Thomas Stedman Whitwell was a British architect who lived from 1784-1840. His main claim to fame was laying out a planned community and going in with cotton mill owner Robert Owen on buying the land for what would become New Harmony, Indiana in 1825 (Owen gets top historical billing). His goal was the same as a lot of architects who let their heads get a little too big: the utopian community, infused with the peace-bringing power of perfectly-laid-out infrastructure.
A lot of cities have been laid out with aims like this, way too many to list. (Though Wikipedia will try.) A couple key names are Fairhope, Alabama, Ruskin, Florida and Zion, Illinois. Most are laid out with some sort of religious motive, and most are designed for small populations. Sometimes they work out, though 'utopia' always has this pesky way of eluding all involved. Sometimes they don't, and the community dies off, often due to the factor that any community wanting to be utopian really has to rely on: the townspeople in it. If they're not getting along, kiss your utopia goodbye. If they turn out to not like the master plan for the utopian community, they will start fighting that plan. That's what happened in New Harmony, which ended up only hanging on to its utopian drams until 1829, before becoming a regular old community.
Replacing money with "time money" will tend to do that.
Whitwell, though, had another idea cooking right alongside New Harmony: renaming every city in the world. You see, somewhere along the way, Whitwell decided that travelers were getting needlessly confused by the fact that a whole lot of places had the same name. Sure, it might make the Simpsons writers' lives easier, and it gives rock-ribbed Republicans the opportunity to potentially name everything in the world after Ronald Reagan, but come on. There's a Portland, Oregon AND a Portland, Maine! Who can tell them apart? And I can't even tell you how many people have gone on a trip to San Jose, California and wound up in Costa Rica.
Well, Whitwell was going to fix this problem.

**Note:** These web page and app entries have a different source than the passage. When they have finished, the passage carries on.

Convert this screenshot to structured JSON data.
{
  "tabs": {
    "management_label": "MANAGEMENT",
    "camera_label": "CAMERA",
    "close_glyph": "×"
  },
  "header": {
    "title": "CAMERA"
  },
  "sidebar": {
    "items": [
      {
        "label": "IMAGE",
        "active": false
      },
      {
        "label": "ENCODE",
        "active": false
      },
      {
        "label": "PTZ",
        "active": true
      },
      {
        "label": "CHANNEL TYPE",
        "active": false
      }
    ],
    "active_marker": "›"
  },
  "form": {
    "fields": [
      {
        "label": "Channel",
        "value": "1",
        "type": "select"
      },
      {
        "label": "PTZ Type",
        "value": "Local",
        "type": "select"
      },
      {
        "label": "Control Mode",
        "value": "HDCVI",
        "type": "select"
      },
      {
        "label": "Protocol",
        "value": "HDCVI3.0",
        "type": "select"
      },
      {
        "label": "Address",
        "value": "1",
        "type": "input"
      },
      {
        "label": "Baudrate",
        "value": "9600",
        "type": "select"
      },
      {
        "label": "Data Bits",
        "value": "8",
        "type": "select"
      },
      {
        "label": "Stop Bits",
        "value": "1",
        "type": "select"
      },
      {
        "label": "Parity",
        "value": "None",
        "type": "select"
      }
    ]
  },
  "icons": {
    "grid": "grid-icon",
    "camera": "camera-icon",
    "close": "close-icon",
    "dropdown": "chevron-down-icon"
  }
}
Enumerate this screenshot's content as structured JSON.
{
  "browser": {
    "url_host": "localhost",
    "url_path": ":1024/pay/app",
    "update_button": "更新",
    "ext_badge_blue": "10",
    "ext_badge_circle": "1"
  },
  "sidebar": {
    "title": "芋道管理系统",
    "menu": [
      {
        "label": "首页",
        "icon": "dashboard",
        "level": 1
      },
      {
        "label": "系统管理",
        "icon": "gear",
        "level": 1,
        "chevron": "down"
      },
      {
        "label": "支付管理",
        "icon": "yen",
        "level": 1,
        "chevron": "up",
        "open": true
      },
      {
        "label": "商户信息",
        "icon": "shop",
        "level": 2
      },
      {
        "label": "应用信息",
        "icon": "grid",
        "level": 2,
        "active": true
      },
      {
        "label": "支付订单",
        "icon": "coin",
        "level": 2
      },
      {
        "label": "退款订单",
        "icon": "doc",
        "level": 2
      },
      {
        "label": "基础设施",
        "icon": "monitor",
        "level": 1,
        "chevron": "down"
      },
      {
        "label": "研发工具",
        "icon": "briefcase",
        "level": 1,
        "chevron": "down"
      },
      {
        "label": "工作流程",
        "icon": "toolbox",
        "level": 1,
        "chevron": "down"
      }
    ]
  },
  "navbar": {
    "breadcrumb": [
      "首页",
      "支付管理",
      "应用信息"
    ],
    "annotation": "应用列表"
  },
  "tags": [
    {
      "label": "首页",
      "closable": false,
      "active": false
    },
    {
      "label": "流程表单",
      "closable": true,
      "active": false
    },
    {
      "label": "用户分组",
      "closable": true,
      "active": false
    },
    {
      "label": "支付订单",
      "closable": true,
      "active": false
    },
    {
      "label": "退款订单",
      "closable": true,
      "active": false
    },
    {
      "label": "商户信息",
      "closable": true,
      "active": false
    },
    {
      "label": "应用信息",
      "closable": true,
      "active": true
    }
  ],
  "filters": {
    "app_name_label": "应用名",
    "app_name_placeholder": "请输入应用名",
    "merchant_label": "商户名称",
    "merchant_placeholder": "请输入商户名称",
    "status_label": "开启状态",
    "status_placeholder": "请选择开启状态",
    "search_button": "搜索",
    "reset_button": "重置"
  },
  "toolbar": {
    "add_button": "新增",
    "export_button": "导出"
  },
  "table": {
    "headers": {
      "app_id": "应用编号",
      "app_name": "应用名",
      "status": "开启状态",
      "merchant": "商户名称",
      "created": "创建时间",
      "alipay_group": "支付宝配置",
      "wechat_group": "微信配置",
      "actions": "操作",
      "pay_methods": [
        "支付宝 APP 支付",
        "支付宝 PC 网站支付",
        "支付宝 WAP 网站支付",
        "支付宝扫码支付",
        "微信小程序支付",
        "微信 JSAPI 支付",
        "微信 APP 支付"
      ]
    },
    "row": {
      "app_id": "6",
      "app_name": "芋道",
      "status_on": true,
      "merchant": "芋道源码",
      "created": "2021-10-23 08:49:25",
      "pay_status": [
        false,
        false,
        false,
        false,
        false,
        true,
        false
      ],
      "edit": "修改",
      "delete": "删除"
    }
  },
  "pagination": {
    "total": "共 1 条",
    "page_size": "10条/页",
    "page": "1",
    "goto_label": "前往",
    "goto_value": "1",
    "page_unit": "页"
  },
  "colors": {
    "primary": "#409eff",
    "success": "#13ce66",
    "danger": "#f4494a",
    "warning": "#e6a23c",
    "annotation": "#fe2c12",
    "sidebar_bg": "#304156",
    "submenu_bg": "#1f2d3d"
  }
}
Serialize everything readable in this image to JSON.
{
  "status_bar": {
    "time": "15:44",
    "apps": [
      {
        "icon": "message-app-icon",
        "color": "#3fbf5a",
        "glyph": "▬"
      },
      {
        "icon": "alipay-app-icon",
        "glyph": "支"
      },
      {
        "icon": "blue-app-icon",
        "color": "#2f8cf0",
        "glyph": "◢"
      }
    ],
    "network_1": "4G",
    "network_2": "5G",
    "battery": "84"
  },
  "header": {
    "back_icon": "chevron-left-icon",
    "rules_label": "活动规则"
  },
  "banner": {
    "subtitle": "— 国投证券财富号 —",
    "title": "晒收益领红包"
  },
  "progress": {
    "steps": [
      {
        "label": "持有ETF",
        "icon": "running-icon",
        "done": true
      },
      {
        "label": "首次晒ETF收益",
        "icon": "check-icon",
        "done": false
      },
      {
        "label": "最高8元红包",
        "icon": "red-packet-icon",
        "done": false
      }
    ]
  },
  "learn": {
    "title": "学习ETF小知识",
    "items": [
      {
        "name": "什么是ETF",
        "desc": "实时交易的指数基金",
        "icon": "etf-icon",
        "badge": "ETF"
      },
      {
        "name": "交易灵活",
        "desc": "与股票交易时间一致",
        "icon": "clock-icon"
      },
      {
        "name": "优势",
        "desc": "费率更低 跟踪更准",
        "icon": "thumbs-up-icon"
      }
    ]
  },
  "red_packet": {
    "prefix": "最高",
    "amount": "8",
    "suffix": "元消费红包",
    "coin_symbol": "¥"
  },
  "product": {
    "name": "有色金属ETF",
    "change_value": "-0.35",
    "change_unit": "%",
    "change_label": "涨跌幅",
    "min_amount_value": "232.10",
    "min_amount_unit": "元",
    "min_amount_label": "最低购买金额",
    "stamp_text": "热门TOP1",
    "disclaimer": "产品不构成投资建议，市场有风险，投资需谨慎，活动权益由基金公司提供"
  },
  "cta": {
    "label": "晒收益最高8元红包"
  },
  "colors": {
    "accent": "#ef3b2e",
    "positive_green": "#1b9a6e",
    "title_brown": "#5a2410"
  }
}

He was going to give every city in the world its own unique name.
Let's go over the basics of how this was supposed to work (the full rules couldn't be found, but we have the basics). You start with a city's latitude and longitude, measured in degrees and minutes. (Go on Google Earth and look at the coordinates of any point. Let's say a latitude reads 42° 17' 33" N. That reads 42 degrees, 17 minutes, 33 seconds.) Each of those individual numbers- the 4, the 2, the 1 and the 7- gets converted into a letter of the alphabet.
According to The New Harmony Communities by George Browning Lockwood (copyright 1902, free in e-book form!), the name construction works out roughly as follows:
*Every city name is two words.
*When converting latitude numbers, convert to a vowel when possible.
*When converting longitude numbers, convert to a consonant when possible.
* If the city is south of the Equator, insert an S somewhere into the first word. If the city is north of the Equator, leave the S out.
*If the city is west of the Prime Meridian, insert a V into the second word. If the city is east of the Prime Meridian, leave the V out.
The conversions are:
0 converts to A and B.
1 converts to E and D.
2 converts to I and F.
3 converts to O and K.
4 converts to U and L.
5 converts to Y and M.
6 converts to EE and N.
7 converts to EI and P.
8 converts to IE and R.
9 converts to OU and T.
The rest of the rules are apparently based on making the result something that can be uttered by human mouths. A few of the sample conversions given seem to allow some movement up or down on the conversion scale in order to get a more usable letter. Everyone that tells this story seems to love latching onto the conversion given for New York City, listed at 40 degrees, 43 minutes N and 73 degrees, 59 minutes W: Otke Notive. One location in New Harmony, the Feiba Peveli Institute, carries the name that this system gave it. Given the latitude and longitude for my local post office, Watertown, Wisconsin became, as best as I can tell, Oiba Peivki. Or at least it would have had Watertown not been founded two decades after Whitwell came up with this. Just from looking at the name, a traveler was supposed to be able to tell where the city was.
Remember, this was supposed to be a simpler, easier to understand way of doing things. At least in Whitwell's head. The fact that Feiba Peveli is the only use it's actually gotten is a testament to the fact that everyone else figured that it's actually simpler to just use the names that people have been using and go with it, and those that heard of it have just politely ignored the suggestion. (How many of you still call what is now the Willis Tower the 'Sears Tower'? I know I do.)
Besides, you've seen all those stories about people not being able to find their home state or other well-known places on a map. If they can't get that, how are they going to get latitude and longitude right, let alone translating latitude and longitude into what looks like some ambiguously foreign language?